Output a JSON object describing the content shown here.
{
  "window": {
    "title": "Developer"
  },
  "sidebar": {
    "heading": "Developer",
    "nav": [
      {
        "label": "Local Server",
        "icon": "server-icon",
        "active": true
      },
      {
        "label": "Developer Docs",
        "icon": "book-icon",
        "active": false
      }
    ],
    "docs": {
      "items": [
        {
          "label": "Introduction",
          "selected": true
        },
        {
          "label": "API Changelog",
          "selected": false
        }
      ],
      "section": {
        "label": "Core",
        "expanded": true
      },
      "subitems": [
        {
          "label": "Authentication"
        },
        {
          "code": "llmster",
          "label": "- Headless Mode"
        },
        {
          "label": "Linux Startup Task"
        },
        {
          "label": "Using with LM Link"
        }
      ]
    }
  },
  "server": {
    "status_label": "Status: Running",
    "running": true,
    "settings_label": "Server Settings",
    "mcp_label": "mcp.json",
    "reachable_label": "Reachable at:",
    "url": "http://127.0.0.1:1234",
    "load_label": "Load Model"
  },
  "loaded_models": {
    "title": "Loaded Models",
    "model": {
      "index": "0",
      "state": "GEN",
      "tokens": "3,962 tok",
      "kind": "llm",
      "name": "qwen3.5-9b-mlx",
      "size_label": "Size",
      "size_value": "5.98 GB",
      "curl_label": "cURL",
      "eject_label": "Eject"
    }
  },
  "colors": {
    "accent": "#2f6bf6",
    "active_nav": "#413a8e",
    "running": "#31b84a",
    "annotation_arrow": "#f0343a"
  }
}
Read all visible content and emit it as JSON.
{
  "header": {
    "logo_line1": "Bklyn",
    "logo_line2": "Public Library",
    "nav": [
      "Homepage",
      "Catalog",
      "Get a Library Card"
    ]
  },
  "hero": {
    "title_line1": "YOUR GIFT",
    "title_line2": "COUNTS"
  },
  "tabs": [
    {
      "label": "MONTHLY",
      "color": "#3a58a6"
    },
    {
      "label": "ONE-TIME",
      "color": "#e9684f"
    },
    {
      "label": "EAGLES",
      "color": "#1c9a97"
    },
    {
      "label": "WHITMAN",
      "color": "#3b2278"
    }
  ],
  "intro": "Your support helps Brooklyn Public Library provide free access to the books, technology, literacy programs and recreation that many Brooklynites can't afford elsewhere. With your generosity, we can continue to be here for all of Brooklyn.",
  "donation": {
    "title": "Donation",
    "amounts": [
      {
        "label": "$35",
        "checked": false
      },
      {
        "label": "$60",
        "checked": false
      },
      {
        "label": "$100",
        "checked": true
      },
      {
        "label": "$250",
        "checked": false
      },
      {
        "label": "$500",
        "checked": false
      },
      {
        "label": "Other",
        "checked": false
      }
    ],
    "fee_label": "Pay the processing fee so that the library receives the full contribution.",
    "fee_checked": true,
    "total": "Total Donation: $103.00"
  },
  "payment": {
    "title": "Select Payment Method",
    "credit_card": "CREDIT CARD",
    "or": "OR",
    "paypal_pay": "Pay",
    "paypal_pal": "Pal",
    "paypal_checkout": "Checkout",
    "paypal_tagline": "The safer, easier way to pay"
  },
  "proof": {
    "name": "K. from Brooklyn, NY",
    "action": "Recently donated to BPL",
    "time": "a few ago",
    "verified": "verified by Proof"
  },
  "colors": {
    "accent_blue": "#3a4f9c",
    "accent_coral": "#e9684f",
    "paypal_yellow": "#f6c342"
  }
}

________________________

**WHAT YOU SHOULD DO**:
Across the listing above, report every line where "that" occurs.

**SOLUTION TO THE EXERCISE**:
  "intro": "Your support helps Brooklyn Public Library provide free access to the books, technology, literacy programs and recreation that many Brooklynites can't afford elsewhere. With your generosity, we can continue to be here for all of Brooklyn.",
    "fee_label": "Pay the processing fee so that the library receives the full contribution.",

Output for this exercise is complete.